Quote of the Night - From a guy near me directed toward the opener... "I saw you at Terrastock!" Yes, so did I. I was hoping to chat with him a bit, but I missed him. And then you become a sardine in a sold-out 9:30 Club show.

Monday, July 6, 2009

Jay Reatard/TV Smith - Black Cat - July 5 2009

TV Smith - Devoted (ha ha) readers of my blog will note that the vast numbers of bands covered here often come from the tricky to define psychedelic field and the easy to define classic punk field. And we begin with one of my favorites who I am seeing for the first time, Mr. TV Smith. TV was singer for the Adverts, a second tier UK punk band who wrote first tier songs. The Adverts first lp was once described as a series of A side singles on top of each other. Two albums and several singles and they were finished. TV has carried on sporadically playing acoustic guitars and writing songs in a Billy Bragg vein. He began with the Adverts "No Time to Be 21" and also played "New Church". His solo songs pretty much sounded like Adverts songs with power chorded acoustic riffs and punk style lyrics. Great energy, great songs and a respectful and enthusiastic audience lead by yours truly.

Jay Reatard - Hadn't heard a note of this act but had read many good things. I had mainly come for TV Smith anyway. Surprise! Brilliant set! A power trio of three guys at various stages of King Buzzo's hair growth put on a masterful display of classic punkrock with post punk, psyche, and power pop nods. Blistering pace with no quiet time between songs (ala early Husker Du and Honor Role) had me enjoying each song more than the last. This band deserves all the accolades and I only wished it was in the upstairs stage of the black cat as opposed to the packed, smelly downstairs room. I know, a packed club is more fun for all, but hopefully they will have even more fans for their return and fill the club even further. If anyone listens or sees them, they will be converted.

Adverts/Jay Reatard - Jay Reatard's encore featured TV Smith singing for Adverts songs with Jay Reatard. What an amazing bonus! Worthy of a set unto itself. Gary Gilmore's Eyes, One Chord Wonders, Bored Teenagers, and... ugh, this is what I get for fogetting my notebook, maybe it was We Who Wait? Whatever, it was brilliant and seeing TV Smith thrash around to these songs really made me feel I was at the Roxy in 1977.

Quote of the Night: TV Smith introuction... "This is a song I wrote for Lords of the New Church called Lord's Prayer". This kind of confirms my theory that Stiv Bators and his Dead Boys cronies really weren't writers and faded hard when they ran out of Rocket from the Tombs songs to claim as their own.

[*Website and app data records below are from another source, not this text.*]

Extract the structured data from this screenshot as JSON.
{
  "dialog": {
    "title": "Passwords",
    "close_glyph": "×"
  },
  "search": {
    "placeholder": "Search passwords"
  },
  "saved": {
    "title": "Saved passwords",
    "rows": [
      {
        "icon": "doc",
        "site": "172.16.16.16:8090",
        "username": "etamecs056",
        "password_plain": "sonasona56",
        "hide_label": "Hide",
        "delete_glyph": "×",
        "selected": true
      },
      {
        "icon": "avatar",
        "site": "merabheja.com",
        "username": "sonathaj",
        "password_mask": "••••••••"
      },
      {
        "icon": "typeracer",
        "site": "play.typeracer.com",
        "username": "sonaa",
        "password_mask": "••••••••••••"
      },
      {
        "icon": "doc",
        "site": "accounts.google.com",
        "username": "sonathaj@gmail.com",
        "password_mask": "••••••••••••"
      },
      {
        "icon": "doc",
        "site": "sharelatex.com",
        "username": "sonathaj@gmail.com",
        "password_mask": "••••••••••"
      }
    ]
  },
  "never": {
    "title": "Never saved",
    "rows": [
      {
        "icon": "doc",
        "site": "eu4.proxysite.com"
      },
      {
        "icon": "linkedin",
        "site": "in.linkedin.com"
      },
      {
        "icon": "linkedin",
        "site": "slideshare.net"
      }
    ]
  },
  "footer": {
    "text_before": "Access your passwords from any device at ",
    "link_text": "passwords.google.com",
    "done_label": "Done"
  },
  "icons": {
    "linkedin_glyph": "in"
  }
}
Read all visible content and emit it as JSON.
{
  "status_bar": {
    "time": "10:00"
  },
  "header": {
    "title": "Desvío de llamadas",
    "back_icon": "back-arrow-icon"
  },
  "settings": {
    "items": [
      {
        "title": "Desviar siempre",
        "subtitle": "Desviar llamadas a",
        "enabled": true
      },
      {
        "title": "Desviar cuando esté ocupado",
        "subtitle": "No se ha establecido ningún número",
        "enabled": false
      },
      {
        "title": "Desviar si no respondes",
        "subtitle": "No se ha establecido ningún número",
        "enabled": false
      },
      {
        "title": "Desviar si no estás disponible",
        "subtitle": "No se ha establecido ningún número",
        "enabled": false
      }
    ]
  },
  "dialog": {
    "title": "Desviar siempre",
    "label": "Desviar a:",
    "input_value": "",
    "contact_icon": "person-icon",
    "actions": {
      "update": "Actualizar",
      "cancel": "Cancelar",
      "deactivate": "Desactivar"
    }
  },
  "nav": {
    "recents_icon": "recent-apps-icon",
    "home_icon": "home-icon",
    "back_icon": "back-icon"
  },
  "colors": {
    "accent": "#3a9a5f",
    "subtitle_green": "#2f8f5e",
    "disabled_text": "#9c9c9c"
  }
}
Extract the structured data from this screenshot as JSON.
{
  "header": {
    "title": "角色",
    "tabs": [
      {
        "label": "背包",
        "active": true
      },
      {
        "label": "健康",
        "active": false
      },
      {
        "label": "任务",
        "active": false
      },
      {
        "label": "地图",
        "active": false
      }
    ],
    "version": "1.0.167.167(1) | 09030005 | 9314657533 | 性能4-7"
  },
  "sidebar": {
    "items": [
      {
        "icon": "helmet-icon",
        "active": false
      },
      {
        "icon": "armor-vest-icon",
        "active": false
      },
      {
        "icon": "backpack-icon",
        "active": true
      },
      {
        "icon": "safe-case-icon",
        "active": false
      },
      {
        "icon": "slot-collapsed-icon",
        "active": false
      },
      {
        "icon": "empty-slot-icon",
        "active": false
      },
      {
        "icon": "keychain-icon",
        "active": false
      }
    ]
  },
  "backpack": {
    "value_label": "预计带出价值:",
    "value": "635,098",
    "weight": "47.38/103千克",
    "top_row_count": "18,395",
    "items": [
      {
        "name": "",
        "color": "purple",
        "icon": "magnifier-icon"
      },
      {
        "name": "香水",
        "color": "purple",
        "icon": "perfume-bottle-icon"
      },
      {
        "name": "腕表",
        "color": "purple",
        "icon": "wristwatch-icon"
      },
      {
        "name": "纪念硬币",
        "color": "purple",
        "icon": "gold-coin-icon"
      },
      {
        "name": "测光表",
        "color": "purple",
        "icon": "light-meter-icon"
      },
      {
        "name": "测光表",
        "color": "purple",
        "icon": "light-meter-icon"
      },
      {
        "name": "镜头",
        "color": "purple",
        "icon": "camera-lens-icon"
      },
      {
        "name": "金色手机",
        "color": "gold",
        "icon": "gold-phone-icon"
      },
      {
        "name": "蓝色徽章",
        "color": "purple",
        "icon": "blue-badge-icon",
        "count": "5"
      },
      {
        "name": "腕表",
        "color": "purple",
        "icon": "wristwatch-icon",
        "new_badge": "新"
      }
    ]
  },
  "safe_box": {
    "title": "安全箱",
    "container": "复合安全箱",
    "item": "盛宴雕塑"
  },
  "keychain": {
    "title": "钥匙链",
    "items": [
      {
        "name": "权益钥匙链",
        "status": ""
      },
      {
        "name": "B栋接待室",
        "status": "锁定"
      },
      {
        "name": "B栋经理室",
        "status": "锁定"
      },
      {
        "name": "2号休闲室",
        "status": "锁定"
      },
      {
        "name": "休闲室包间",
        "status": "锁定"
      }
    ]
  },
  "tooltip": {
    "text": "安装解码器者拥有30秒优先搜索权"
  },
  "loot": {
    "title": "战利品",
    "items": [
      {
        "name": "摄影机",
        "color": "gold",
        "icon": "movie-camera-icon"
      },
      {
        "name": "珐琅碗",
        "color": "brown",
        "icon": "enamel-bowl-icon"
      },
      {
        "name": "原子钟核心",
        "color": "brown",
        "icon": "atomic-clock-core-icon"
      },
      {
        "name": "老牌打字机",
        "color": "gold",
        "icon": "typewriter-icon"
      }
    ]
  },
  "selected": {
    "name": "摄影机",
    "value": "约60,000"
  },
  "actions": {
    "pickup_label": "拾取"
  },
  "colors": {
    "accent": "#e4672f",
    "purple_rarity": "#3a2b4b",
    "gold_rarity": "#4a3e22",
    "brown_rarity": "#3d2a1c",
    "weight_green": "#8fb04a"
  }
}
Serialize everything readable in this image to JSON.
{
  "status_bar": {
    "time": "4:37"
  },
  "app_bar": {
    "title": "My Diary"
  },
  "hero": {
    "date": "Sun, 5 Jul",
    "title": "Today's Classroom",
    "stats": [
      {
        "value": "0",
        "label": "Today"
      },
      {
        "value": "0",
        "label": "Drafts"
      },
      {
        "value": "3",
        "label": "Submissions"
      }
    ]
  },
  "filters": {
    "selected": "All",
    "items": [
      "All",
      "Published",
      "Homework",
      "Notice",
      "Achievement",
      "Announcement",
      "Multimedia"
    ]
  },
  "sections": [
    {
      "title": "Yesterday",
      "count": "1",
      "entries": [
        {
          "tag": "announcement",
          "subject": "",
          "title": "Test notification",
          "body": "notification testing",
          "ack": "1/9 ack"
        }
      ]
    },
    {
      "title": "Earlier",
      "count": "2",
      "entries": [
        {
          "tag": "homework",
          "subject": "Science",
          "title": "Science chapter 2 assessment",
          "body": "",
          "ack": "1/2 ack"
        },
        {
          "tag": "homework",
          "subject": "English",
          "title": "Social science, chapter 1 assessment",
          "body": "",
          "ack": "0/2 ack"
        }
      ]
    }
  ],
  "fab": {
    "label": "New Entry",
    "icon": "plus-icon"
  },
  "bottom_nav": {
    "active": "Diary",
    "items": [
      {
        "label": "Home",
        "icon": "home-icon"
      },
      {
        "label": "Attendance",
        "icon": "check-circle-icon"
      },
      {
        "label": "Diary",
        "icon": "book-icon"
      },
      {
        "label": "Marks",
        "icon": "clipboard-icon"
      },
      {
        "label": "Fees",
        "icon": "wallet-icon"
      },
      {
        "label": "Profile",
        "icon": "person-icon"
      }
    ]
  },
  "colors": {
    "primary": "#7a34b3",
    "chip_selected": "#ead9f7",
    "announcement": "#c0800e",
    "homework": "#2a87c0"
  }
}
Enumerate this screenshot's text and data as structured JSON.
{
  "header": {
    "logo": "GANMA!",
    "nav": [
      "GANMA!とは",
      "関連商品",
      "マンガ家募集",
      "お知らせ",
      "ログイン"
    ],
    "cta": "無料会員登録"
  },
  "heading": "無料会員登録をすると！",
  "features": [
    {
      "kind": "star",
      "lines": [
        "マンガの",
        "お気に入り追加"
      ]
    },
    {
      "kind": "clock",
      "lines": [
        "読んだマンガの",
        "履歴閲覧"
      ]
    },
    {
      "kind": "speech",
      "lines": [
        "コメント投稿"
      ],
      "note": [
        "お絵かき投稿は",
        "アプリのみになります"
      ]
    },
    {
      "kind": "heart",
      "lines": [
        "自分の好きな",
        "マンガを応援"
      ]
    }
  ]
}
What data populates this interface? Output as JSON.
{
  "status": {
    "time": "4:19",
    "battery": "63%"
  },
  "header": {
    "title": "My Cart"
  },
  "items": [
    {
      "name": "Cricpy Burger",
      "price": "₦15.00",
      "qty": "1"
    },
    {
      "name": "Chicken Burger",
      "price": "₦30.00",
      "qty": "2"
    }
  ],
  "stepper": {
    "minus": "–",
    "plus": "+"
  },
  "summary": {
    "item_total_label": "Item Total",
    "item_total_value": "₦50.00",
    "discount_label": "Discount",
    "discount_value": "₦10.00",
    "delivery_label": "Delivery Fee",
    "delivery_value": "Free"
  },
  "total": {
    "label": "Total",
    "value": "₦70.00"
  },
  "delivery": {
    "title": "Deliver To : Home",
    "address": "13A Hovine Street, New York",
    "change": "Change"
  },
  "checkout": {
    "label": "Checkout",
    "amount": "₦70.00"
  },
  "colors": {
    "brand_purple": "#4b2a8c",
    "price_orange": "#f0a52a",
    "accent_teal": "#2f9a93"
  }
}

I really don't know Lords that well and maybe Brian James could write well enough, but Lords was a big disappointment in the end. But this is a long discussion...